is obvious, then the rejection is proper.
To determine if a modification/combination is obvious, three basic criteria
must be met.
First, there must be some suggestion or motivation, either in the references
themselves or in the knowledge generally available to one of ordinary
skill in the art, to modify the reference or to combine reference teachings.
Second, there must be a reasonable expectation of success. Finally, the
prior art reference (or references when combined) must teach or suggest
all the claim limitations. See MPEP 2142.
alisha (Feb 24, 2005 3:10:35 PM)
Is there an organization that we could call to ask questions about filing
a trademark application?
USPTO Expert2 (Feb 24, 2005 3:10:59 PM)
Trademark Assistance Center can help. Phone 703-308-9000.
eddie (Feb 24, 2005 3:11:05 PM)
Can Copy righted names be registered for Trade Mark?
USPTO Expert (Feb 24, 2005 3:11:09 PM) (edited answer)
Yes they can, provided they meet all of the requirements of the Trademark
OCG (Feb 24, 2005 3:11:47 PM)
Dear Experts, Thank you for your time. I have a number of published patents.

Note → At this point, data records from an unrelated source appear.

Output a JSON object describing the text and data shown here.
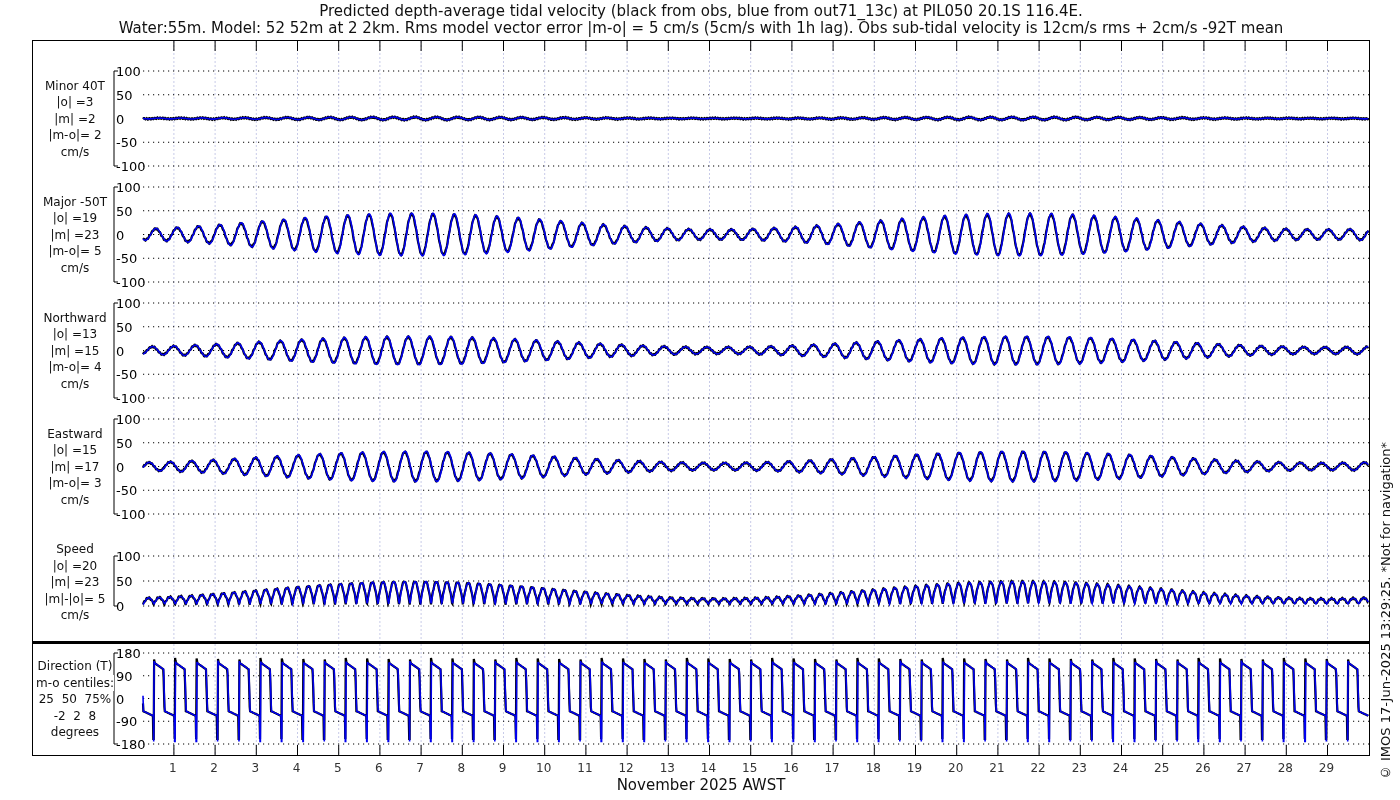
{
  "title": [
    "Predicted depth-average tidal velocity (black from obs, blue from out71_13c) at PIL050 20.1S 116.4E.",
    "Water:55m. Model: 52 52m at 2 2km. Rms model vector error |m-o| = 5 cm/s (5cm/s with 1h lag). Obs sub-tidal velocity is 12cm/s rms + 2cm/s -92T mean"
  ],
  "panels": [
    {
      "kind": "velocity",
      "label": [
        "Minor 40T",
        "|o| =3",
        "|m| =2",
        "|m-o|= 2",
        "cm/s"
      ],
      "yticks": [
        "100",
        "50",
        "0",
        "-50",
        "-100"
      ]
    },
    {
      "kind": "velocity",
      "label": [
        "Major -50T",
        "|o| =19",
        "|m| =23",
        "|m-o|= 5",
        "cm/s"
      ],
      "yticks": [
        "100",
        "50",
        "0",
        "-50",
        "-100"
      ]
    },
    {
      "kind": "velocity",
      "label": [
        "Northward",
        "|o| =13",
        "|m| =15",
        "|m-o|= 4",
        "cm/s"
      ],
      "yticks": [
        "100",
        "50",
        "0",
        "-50",
        "-100"
      ]
    },
    {
      "kind": "velocity",
      "label": [
        "Eastward",
        "|o| =15",
        "|m| =17",
        "|m-o|= 3",
        "cm/s"
      ],
      "yticks": [
        "100",
        "50",
        "0",
        "-50",
        "-100"
      ]
    },
    {
      "kind": "speed",
      "label": [
        "Speed",
        "|o| =20",
        "|m| =23",
        "|m|-|o|= 5",
        "cm/s"
      ],
      "yticks": [
        "100",
        "50",
        "0"
      ]
    }
  ],
  "direction_panel": {
    "kind": "direction",
    "label": [
      "Direction (T)",
      "m-o centiles:",
      "25  50  75%",
      "-2  2  8",
      "degrees"
    ],
    "yticks": [
      "180",
      "90",
      "0",
      "-90",
      "-180"
    ]
  },
  "xticks": [
    "1",
    "2",
    "3",
    "4",
    "5",
    "6",
    "7",
    "8",
    "9",
    "10",
    "11",
    "12",
    "13",
    "14",
    "15",
    "16",
    "17",
    "18",
    "19",
    "20",
    "21",
    "22",
    "23",
    "24",
    "25",
    "26",
    "27",
    "28",
    "29"
  ],
  "xlabel": "November 2025 AWST",
  "credit": "© IMOS 17-Jun-2025 13:29:25. *Not for navigation*"
}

I would like to refer to one or more of them in new applications to the
USPTO. What is the method to refer back ? Also, does the USPTO refer or

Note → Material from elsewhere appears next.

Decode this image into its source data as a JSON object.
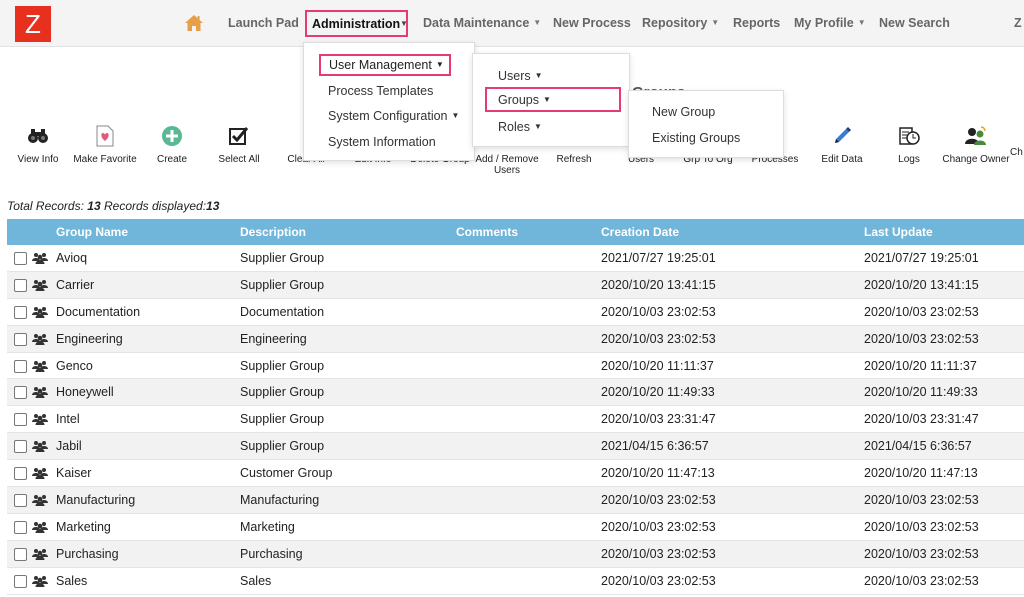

recommend prototype services?
USPTO Expert3 (edited answer)
I am assuming that you are referring to a U.S. patent in your question
and not a foreign patent. To answer your first question, I will cover
the situations when a prior U.S. patent may be cited in a later filed
application. There are situations when a prior patent may be cited in
an application: 1) as background information, 2) to incorporate by reference
the subject matter of that prior application or patent.
1) The simplest situation is when you are using the published patent
to establish the background of the invention. This is sometimes called
the state of the art for the particular invention. There are two purposes
for doing this. You can either put the invention in context related to
other inventions or to provide a framework for others to understand your
invention. When citing a published patent, all that must be done is to
list the patent number and the inventor's name in the "Background
Of The Invention" section of your application and describe the details
of that patent that you think are relevant.
2) An application may incorporate by reference the subject matter of
another patent or application. Incorporation by reference is a shorthand
way of saying that the disclosure of the earlier application or patent
is a part of the present application. Incorporation by reference is clearest
when you use the phrase "incorporation by reference" when you
first mention the application or patent that you want to incorporate by
reference into your application. See 37 CFR 1.57 and MPOEP 608.01(p) on
incorporation by reference.
If your “new applications” were filed in the USPTO during
the pendency of your “patents,” meaning that your “patents”
have not issued as patents at that time and these applications are pending
in the Office, your “new applications” may claim the benefit
of the filing dates of the prior applications under 35 U.S.C. 120 provided
5 requirements must be met. These requirements are set forth in MPEP 201.11.
Finally, in answer to your second question, the USPTO cannot recommend
the services of any business.
Guest (Feb 24, 2005 3:13:05 PM)
Can a new software idea/program be patented?
USPTO Expert3 (Feb 24, 2005 3:13:57 PM) (edited answer)
The answer to this question can be found in our January transcript and
it inserted below:
When software is claimed as part of the claimed invention, the applicant
does not need to specify the end user platform. There is an important
distinction between copyright protection on software and patent protection
for inventions that utilize software. Patent claims to a computer system
which includes executable software can be made. In addition, claims to
computer readable media are also statutory and eligible for patent protection.
For further information see Examination Guidelines for Computer-Related
Inventions which is available for download on the USPTO website http://www.uspto.gov/web/offices/pac/mpep/documents/2100.htm.
USPTO Expert3 (Feb 24, 2005 3:14:43 PM)
Good-bye and thanks to everyone that participated, look for our posted
transcript next week.